▶ _Your objective_:
Nothing but the lines holding the string "Submit" should appear in the answer. Copy them from the entries.

[Page and application data records]
_ _ _
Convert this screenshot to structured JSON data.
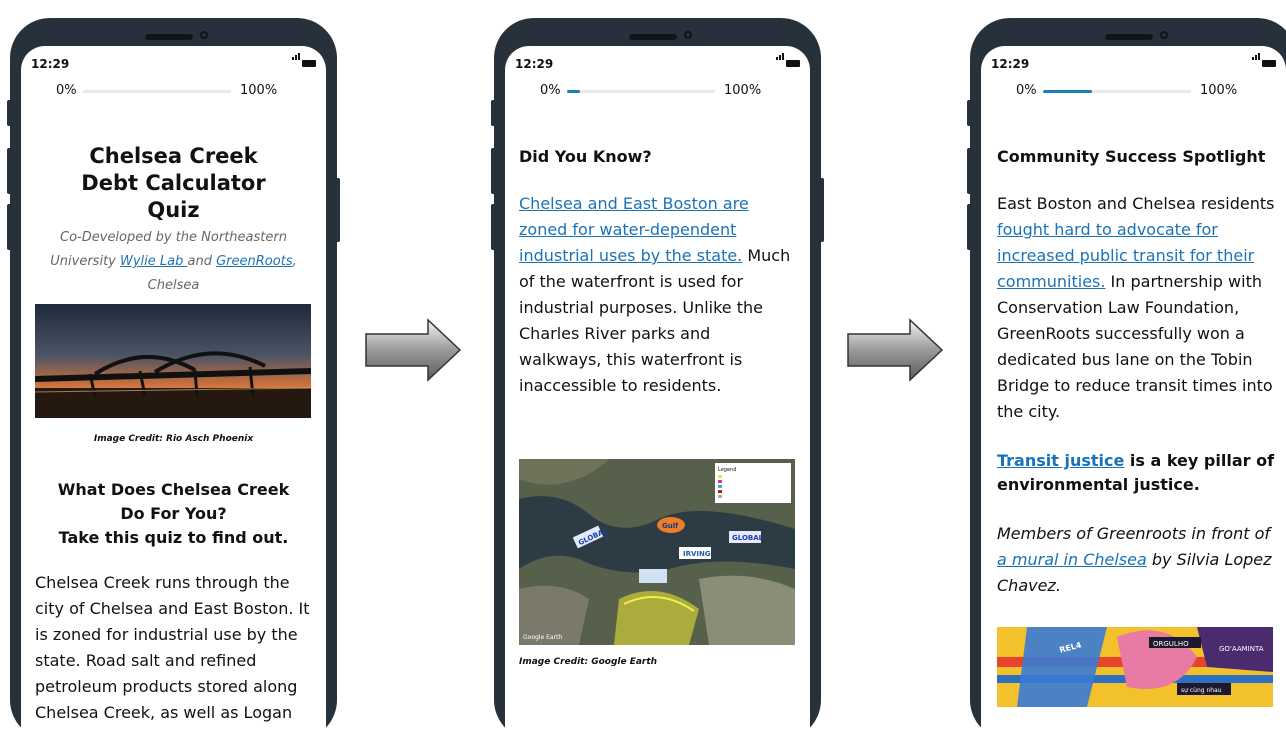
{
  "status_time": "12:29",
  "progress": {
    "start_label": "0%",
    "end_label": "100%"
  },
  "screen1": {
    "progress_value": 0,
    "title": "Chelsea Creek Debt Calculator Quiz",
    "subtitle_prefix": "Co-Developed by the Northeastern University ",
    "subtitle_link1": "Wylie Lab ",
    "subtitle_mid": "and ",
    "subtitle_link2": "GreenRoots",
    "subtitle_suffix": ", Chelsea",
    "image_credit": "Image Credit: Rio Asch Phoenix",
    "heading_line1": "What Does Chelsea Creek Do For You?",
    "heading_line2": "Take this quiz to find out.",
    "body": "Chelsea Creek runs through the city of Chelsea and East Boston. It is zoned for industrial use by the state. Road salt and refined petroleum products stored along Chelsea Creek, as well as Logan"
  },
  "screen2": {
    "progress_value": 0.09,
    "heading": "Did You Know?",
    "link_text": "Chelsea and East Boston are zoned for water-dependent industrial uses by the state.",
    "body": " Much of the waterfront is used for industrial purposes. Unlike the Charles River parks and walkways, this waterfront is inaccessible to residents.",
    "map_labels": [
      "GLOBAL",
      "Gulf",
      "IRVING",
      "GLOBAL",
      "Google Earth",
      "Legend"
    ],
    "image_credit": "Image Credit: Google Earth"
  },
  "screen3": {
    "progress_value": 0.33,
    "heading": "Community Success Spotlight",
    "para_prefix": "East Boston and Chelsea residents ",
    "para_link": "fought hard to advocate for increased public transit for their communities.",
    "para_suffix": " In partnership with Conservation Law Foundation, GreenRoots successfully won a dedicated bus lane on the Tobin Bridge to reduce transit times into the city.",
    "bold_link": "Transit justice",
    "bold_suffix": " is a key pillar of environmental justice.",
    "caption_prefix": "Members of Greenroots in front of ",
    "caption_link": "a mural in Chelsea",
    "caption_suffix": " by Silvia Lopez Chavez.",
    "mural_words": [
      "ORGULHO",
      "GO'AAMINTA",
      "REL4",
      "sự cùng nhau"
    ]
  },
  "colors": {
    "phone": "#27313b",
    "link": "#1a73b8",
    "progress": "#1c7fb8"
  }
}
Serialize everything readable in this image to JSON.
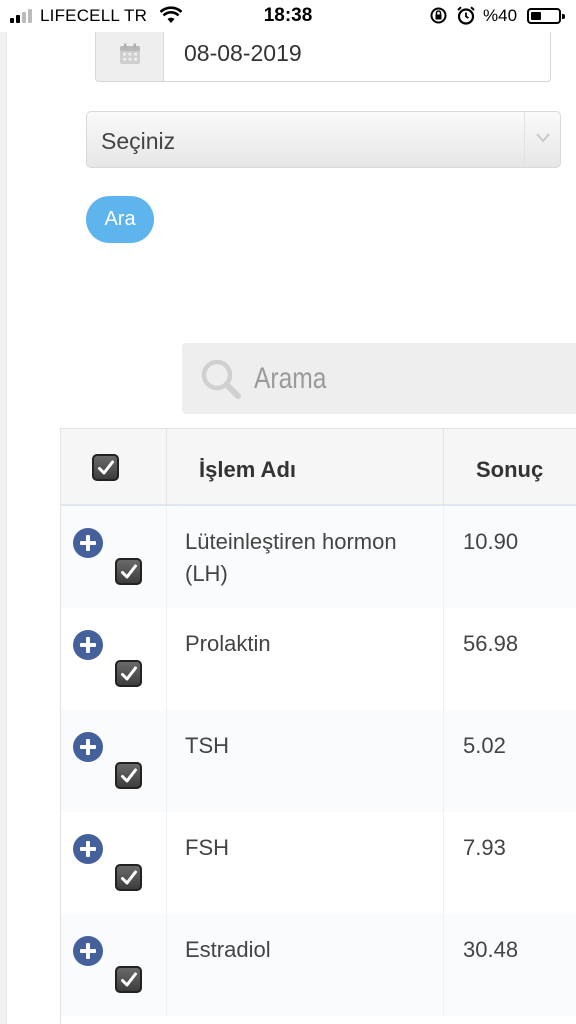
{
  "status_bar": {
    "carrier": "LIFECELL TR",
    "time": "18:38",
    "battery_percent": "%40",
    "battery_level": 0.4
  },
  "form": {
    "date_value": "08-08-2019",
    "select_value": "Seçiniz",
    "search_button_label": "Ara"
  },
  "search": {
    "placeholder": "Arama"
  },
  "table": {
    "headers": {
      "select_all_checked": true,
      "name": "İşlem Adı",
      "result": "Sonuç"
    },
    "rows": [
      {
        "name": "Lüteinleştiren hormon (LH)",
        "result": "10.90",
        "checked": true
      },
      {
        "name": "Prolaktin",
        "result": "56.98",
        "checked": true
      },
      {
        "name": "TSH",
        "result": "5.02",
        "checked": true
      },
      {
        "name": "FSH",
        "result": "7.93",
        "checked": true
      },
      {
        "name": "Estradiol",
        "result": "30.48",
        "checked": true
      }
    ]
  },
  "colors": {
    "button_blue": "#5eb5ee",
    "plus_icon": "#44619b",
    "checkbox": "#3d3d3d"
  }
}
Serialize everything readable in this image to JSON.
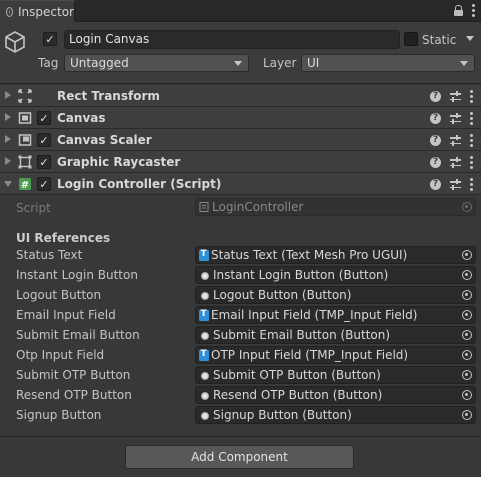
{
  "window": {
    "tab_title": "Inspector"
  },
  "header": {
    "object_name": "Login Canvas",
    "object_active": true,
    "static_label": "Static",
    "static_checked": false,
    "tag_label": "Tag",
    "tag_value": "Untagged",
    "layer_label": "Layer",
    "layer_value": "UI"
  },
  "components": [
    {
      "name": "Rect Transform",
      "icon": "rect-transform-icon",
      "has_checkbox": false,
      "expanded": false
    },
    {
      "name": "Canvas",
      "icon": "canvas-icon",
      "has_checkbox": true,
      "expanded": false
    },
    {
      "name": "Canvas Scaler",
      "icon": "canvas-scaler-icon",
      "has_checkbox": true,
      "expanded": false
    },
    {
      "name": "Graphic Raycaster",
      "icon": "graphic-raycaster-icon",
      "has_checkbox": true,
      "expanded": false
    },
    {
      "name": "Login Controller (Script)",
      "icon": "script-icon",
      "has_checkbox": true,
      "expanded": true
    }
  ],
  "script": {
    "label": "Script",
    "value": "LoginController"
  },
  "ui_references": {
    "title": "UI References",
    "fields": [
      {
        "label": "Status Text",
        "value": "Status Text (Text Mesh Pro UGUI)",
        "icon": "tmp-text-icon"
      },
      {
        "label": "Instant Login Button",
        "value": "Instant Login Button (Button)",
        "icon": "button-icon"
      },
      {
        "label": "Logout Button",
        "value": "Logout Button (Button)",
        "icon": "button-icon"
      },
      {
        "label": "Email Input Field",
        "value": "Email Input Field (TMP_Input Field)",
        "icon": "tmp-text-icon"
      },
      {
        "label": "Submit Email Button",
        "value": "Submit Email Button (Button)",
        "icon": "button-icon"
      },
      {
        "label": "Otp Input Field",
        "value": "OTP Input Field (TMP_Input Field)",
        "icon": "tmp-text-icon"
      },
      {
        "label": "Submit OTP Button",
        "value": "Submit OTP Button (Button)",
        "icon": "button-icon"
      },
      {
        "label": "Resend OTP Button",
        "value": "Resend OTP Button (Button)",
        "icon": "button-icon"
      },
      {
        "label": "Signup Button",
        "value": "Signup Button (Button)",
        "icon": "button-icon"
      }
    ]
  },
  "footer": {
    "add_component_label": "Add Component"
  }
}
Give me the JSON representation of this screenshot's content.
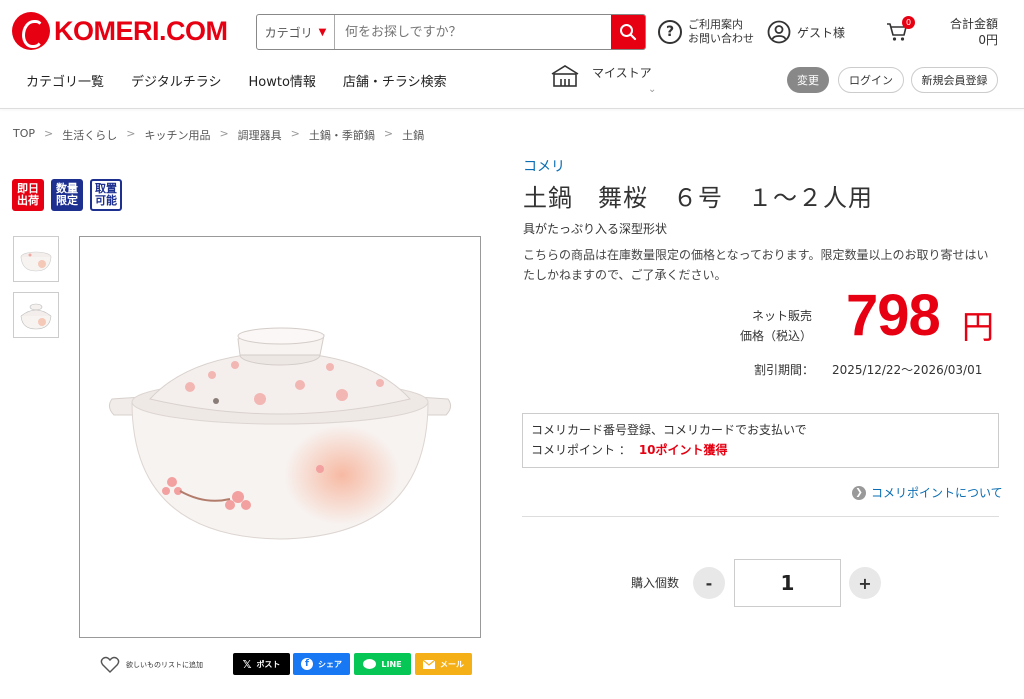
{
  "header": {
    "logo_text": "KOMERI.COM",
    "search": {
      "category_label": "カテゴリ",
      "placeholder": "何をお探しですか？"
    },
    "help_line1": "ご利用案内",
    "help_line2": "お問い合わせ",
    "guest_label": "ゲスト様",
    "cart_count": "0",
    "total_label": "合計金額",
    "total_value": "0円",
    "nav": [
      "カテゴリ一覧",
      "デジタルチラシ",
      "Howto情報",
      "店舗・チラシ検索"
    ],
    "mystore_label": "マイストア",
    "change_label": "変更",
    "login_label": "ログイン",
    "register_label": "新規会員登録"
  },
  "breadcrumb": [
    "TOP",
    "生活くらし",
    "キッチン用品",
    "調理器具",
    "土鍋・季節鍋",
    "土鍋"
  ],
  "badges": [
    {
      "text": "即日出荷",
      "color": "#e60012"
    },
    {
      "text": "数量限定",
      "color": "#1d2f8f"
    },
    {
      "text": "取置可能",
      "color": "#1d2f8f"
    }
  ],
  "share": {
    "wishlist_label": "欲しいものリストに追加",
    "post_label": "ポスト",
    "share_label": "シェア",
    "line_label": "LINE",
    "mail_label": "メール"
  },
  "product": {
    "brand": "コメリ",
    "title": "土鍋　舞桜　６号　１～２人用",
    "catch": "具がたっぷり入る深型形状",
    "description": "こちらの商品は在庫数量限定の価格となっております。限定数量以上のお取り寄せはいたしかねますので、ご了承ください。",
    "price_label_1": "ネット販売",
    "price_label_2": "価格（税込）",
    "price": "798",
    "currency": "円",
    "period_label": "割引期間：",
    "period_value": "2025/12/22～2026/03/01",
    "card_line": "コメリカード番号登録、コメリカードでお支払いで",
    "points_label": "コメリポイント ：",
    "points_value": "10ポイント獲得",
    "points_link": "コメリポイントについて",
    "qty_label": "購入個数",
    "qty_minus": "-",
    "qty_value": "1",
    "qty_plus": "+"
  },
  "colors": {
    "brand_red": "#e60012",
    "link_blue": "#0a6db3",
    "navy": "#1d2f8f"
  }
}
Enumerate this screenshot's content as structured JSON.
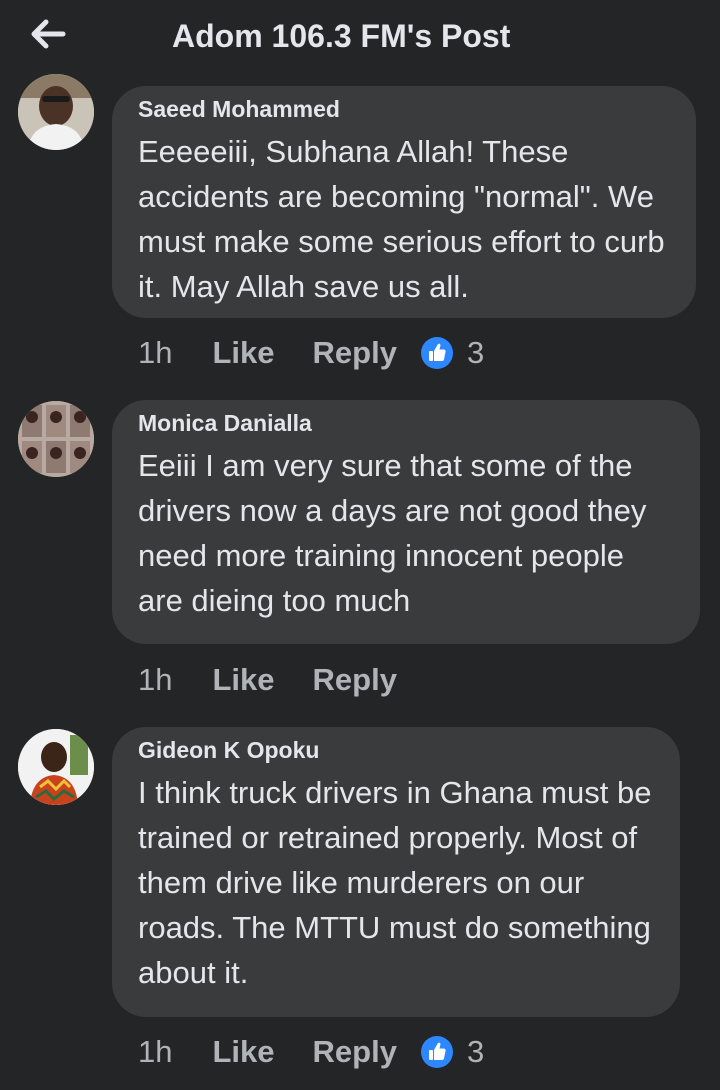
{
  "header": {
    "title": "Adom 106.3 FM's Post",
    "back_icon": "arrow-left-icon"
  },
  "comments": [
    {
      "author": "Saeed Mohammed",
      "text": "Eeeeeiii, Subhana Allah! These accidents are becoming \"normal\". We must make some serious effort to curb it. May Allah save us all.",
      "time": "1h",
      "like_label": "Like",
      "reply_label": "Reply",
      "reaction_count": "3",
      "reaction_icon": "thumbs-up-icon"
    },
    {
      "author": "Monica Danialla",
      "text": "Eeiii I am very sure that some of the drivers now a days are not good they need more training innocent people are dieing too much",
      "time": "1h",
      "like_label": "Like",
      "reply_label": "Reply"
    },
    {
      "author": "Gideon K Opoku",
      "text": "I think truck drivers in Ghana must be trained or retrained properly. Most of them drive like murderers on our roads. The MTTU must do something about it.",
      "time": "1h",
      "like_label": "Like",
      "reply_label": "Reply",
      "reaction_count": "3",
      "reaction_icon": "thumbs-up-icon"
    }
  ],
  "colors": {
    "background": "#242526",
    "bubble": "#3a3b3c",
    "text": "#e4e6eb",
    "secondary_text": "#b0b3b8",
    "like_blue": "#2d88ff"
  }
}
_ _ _
▶ _Result of the task_:
        "label": "Submit Email Button",
        "value": "Submit Email Button (Button)",
        "label": "Submit OTP Button",
        "value": "Submit OTP Button (Button)",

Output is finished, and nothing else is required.